DATA FOR PROCESSING:
┄┄┄┄┄┄┄┄┄┄
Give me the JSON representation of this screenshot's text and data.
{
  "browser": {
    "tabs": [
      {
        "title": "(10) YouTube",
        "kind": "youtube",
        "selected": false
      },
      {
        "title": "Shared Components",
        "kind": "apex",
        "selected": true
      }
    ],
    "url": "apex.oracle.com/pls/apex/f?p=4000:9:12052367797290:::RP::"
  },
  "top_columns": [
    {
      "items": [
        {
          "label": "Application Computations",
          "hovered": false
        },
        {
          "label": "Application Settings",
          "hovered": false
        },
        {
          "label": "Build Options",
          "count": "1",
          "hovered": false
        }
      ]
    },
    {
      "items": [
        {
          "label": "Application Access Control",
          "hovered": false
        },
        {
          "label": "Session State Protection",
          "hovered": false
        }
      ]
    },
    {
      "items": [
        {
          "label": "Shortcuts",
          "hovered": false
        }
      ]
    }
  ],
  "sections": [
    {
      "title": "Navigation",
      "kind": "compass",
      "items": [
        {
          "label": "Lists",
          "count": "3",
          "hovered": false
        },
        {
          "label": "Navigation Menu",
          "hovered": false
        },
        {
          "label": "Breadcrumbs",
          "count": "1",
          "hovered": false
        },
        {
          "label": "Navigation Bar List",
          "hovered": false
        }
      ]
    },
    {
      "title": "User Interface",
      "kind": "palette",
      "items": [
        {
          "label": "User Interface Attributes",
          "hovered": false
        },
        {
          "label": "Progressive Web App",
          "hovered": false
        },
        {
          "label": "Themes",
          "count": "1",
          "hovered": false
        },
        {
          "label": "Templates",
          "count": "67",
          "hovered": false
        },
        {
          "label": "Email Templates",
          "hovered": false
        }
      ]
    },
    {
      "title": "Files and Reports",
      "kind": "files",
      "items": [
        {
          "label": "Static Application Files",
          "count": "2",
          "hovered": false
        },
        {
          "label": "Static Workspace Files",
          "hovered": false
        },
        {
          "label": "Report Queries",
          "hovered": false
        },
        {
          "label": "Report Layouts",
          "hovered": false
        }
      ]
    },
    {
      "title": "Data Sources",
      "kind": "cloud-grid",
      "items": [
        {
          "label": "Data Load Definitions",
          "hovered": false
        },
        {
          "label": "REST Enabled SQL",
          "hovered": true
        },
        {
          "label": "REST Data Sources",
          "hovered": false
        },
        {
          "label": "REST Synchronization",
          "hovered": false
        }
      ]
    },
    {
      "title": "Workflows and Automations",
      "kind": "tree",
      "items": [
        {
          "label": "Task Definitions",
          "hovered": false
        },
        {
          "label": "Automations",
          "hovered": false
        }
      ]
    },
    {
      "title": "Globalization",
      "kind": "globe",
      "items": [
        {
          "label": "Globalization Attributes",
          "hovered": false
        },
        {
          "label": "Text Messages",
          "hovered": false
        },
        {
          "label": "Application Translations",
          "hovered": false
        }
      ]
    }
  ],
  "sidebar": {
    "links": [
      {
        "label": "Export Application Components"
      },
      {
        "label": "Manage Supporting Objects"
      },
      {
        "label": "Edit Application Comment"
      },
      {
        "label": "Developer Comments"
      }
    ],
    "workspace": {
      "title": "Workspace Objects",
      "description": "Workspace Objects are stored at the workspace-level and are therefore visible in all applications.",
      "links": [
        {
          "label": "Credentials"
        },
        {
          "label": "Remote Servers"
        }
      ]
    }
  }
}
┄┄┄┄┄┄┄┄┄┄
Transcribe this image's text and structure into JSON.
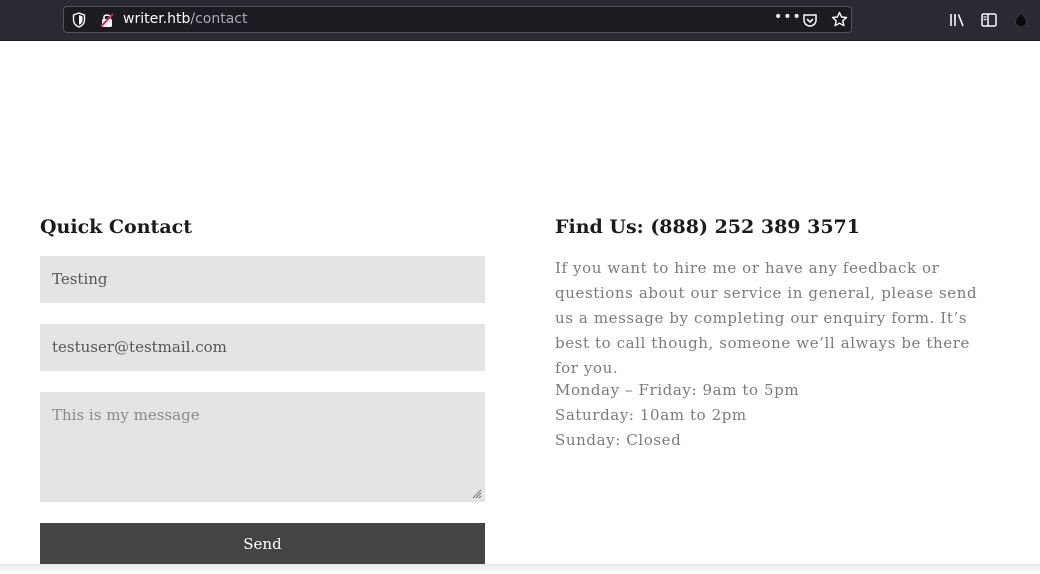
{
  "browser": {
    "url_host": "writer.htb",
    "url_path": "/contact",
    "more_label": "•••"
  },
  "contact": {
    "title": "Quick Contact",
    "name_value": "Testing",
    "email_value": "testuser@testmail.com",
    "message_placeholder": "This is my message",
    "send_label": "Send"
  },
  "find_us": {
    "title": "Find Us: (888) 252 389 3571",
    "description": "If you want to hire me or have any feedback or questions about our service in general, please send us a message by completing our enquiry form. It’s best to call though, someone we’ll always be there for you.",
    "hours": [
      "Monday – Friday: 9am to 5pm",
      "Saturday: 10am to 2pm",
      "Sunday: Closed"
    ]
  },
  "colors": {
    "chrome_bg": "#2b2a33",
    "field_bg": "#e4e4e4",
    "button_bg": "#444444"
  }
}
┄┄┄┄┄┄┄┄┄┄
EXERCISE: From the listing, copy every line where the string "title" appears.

RESULT BELOW:
        "title": "(10) YouTube",
        "title": "Shared Components",
      "title": "Navigation",
      "title": "User Interface",
      "title": "Files and Reports",
      "title": "Data Sources",
      "title": "Workflows and Automations",
      "title": "Globalization",
      "title": "Workspace Objects",
    "title": "Quick Contact",
    "title": "Find Us: (888) 252 389 3571",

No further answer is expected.